But if that’s the case, then why stop there? The Smart Bank could, in theory, originate loans for any Dumb Bank. Similarly, the Dumb Bank could buy loans originated by any Smart Bank, or even non-bank lenders, if the risk and return profiles are good and allow it to build a diversified portfolio offering decent returns. It could even buy securities made up of multiple loans in this way. Some Dumb Banks would have the same risk appetite as today’s high street banks. But newcomers need not.
In the medium term, there could be substantial advantages to this model in concentrated SME banking sectors such as the UK’s. Unlike today’s banks, competitors to the Smart Banks could spring up overnight, and risk carriers (the Dumb Banks) would have to compete aggressively for access to the best SME debt with each other and any other major investor interested in the asset class. Customers could switch easily between originators by simply moving their transaction data (which, I am told, is already possible) and without changing the carrier of existing loans.
Government could intervene in order to resolve market failure in ways that have hitherto been impossible. Its major disadvantage (a lack of know-how in assessing credit risk) would become irrelevant as it would only need to set itself up as another Dumb Bank – the best-capitalised and most cheaply funded of them all. If recent announcements of a British Business Bank ever produce a useful policy tool, it will almost certainly be under this model.

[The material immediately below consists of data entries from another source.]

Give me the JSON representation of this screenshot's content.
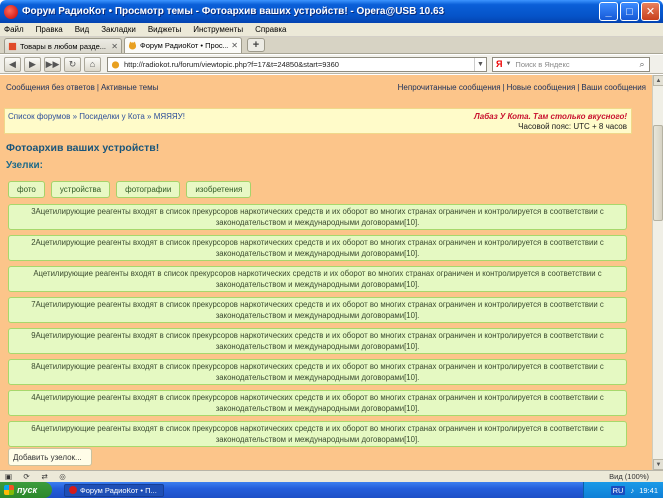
{
  "window": {
    "title": "Форум РадиоКот • Просмотр темы - Фотоархив ваших устройств! - Opera@USB 10.63"
  },
  "menu": [
    "Файл",
    "Правка",
    "Вид",
    "Закладки",
    "Виджеты",
    "Инструменты",
    "Справка"
  ],
  "tabs": [
    {
      "label": "Товары в любом разде..."
    },
    {
      "label": "Форум РадиоКот • Прос..."
    }
  ],
  "address": {
    "url": "http://radiokot.ru/forum/viewtopic.php?f=17&t=24850&start=9360",
    "search_placeholder": "Поиск в Яндекс",
    "search_engine": "Я"
  },
  "page": {
    "top_links_left": [
      "Сообщения без ответов",
      "Активные темы"
    ],
    "top_links_right": [
      "Непрочитанные сообщения",
      "Новые сообщения",
      "Ваши сообщения"
    ],
    "breadcrumb": "Список форумов » Посиделки у Кота » МЯЯЯУ!",
    "promo": "Лабаз У Кота. Там столько вкусного!",
    "timezone": "Часовой пояс: UTC + 8 часов",
    "title": "Фотоархив ваших устройств!",
    "nodes_label": "Узелки:",
    "tags": [
      "фото",
      "устройства",
      "фотографии",
      "изобретения"
    ],
    "posts": [
      "3Ацетилирующие реагенты входят в список прекурсоров наркотических средств и их оборот во многих странах ограничен и контролируется в соответствии с законодательством и международными договорами[10].",
      "2Ацетилирующие реагенты входят в список прекурсоров наркотических средств и их оборот во многих странах ограничен и контролируется в соответствии с законодательством и международными договорами[10].",
      "Ацетилирующие реагенты входят в список прекурсоров наркотических средств и их оборот во многих странах ограничен и контролируется в соответствии с законодательством и международными договорами[10].",
      "7Ацетилирующие реагенты входят в список прекурсоров наркотических средств и их оборот во многих странах ограничен и контролируется в соответствии с законодательством и международными договорами[10].",
      "9Ацетилирующие реагенты входят в список прекурсоров наркотических средств и их оборот во многих странах ограничен и контролируется в соответствии с законодательством и международными договорами[10].",
      "8Ацетилирующие реагенты входят в список прекурсоров наркотических средств и их оборот во многих странах ограничен и контролируется в соответствии с законодательством и международными договорами[10].",
      "4Ацетилирующие реагенты входят в список прекурсоров наркотических средств и их оборот во многих странах ограничен и контролируется в соответствии с законодательством и международными договорами[10].",
      "6Ацетилирующие реагенты входят в список прекурсоров наркотических средств и их оборот во многих странах ограничен и контролируется в соответствии с законодательством и международными договорами[10]."
    ],
    "add_node": "Добавить узелок..."
  },
  "statusbar": {
    "zoom": "Вид (100%)"
  },
  "taskbar": {
    "start": "пуск",
    "item": "Форум РадиоКот • П...",
    "lang": "RU",
    "time": "19:41"
  },
  "colors": {
    "page_bg": "#fcc58a",
    "post_bg": "#e5f9c2",
    "title_color": "#19557a",
    "promo_color": "#c8102e"
  }
}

The problem is that this model works in exactly the same way as the ‘originate-to-distribute’ model that failed so spectacularly in the US mortgage market and beyond. The Smart Bank has only a weak incentive, especially in good times, to provide the Dumb Bank with high quality loans; the Dumb Bank has little incentive to perform the kind of expensive due diligence that would address this (theory here). The model also invites all of the problems associated with advisers working on commission that the FSA’s Retail Distribution Review was set up to address.
A government Dumb Bank could distort the UK SME loan market with its cheaper financing, like Fannie Mae and Freddie Mac did for the mortgage market in the US – although thankfully EU State Aid regulations should help rein it in.
But worst of all, the Dumb Banks, lacking access to a retail deposit base, would have to finance all SME loans almost entirely from the wholesale markets. A sudden tightening there, as in 2007, would bring the entire SME loan market crashing down in an instant.
This last point brings us to the heart of the matter. When people ask for retail and investment banking to be kept separate, regulators need to be able to see beyond the simple phrasing and realise that this means keeping the retail and wholesale financial markets from influencing each other. To be fair, they almost certainly do, but are not prepared to deal with the reduction in credit supply this would lead to. That’s one thing. But in the case of SME loans, the ring-fence just might achieve the exact opposite of what was intended. Wouldn’t it be ironic if the regulations enacted in reaction to the financial crisis were to end up producing some of the exact same incentives that contributed to the crisis in the first place?